which together with the troubled state of the province of Styria, arising out of the two great religious parties into which the empire was then divided, induced him to withdraw from Gratz into Hungary, whence he transmitted to a friend at Tubingen, several short treatises —` On the Magnet," On the Cause of the Obliquity of the Ecliptic,' and 'On the Divine Wisdom as shown in the Creation.' In 1600 Kepler, having learned that Tycho Brand was at Benach in Bohemia, and that his observations had led him to a more accurate determina tion of the eccentricities of the planets' orbits, determined on paying him a visit, and was welcomed in the kindest manlier by Tycho, by whom he was introduced the following year to the emperor, and honoured with the title of imperial mathematician, on condition of assisting Tycho in his calculations. Upon the death of Tycho, which happened in the month of October of the same year, Kepler suc ceeded him as principal mathematician to the emperor. To this great man Kepler was under many obligations, not merely for the pecuniary assistance and hospitality which himself and family so often expe rienced from Tycho, and upon which at one period they entirely depended fur subsistence, but still more for the sound advice which he gave him, to abandon speculation, and to apply himself to the deduction of causes from their observed effects,—advice which Kepler greatly needed, and to which, if he had adhered moro closely, his fame would have been even greater than what it now is. It is to bo regretted that upon several occasions the conduct of Kepler towards Tycho Brand ill-accorded with the generosity of the latter, though this appears to be attributable rather to the impetuosity of Kepler's temper, than to any want of gratitudo towards his benefactor. It has beeu eaid that Kepler was appointed imperial mathematician ou condition of assisting Tycho in hie calculations. The object of these calculations was the formation of new aArouomical tables generally, which were to be called the Itudolphine Tables, in honour of Rudolph the then emperor of Bohemia, who had promised, not merely to defray the expense of their construction, but likewise to provide Kepler with a liberal salary; neither of which his circumstances ever permitted him to fulfil. The part more particularly allotted to Kepler was the reduction of Tycho's observations relative to the planet Mars, and to this circumstance is mainly owing his grand discovery of the law of elliptic orbits, and that of the equable description of areas.
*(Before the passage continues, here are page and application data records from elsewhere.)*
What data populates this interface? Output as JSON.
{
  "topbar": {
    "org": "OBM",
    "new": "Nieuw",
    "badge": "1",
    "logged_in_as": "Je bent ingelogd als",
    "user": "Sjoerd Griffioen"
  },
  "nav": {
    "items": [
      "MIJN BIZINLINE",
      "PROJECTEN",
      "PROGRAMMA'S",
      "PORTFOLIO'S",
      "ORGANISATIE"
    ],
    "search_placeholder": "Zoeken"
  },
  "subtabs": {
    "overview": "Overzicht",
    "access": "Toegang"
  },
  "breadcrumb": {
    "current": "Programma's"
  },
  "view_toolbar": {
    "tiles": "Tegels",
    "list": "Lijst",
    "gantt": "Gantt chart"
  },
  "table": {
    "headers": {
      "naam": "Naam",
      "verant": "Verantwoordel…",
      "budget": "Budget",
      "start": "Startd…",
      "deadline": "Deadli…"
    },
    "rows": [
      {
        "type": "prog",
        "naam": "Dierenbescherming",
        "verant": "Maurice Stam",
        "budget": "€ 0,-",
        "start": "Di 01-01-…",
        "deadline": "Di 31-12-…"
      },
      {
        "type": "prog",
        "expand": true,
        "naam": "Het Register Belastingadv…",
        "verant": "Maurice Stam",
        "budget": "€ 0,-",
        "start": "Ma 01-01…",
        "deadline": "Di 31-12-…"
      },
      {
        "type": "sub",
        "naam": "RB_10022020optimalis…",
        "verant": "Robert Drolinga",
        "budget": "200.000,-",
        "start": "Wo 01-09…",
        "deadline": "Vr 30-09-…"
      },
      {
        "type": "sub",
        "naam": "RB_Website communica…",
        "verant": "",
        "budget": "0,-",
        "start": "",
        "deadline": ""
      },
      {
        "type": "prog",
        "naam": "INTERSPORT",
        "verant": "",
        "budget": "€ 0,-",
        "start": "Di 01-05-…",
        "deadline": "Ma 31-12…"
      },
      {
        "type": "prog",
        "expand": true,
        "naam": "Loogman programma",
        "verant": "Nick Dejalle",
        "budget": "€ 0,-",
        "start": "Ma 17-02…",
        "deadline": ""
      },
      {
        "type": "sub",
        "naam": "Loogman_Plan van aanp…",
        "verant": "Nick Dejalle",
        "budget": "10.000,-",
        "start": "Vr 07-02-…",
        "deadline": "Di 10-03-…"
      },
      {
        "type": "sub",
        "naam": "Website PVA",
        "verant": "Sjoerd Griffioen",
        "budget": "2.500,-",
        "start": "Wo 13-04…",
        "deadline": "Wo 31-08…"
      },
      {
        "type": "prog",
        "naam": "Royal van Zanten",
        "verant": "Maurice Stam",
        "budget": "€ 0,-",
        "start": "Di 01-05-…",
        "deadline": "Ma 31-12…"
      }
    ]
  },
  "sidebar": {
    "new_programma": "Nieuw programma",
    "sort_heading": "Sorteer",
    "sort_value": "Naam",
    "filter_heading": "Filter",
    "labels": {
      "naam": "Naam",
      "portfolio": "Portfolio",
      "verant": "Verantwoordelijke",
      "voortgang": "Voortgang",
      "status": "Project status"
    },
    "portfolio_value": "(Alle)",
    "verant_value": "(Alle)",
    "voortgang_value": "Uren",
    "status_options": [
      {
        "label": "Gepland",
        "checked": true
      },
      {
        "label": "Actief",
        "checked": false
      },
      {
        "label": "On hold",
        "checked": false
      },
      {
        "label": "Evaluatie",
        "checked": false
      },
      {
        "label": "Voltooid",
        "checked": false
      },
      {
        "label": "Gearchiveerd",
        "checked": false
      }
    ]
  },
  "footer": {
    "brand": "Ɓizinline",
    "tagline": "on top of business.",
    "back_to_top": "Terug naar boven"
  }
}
The pecuniary difficulties however in which he found himself almost incessantly involved in consequence of the non payment of his salary, greatly retarded the progress of his labours, and obliged him to seek a livelihood by casting nativities. The Itudolphine Tables were therefore postponed, and he applied himself to works of a less costly character, from which ho might expect to derive more immediate remuneration. In 1602 appeared his 'Fonda mental Principles of Astrology;' in 1604 his 'Supplement to Vitellion;' in 1605 'A Letter coneerniug the Solar Eclipse ; ' and in 1606 ' An Account of the New Star which had appeared in 1604 in the Constellation Cassiopeia.' Of these the 'Supplement to Vitellion' was important, as containing the first consistent theory of that branch of optics termed dioptrics.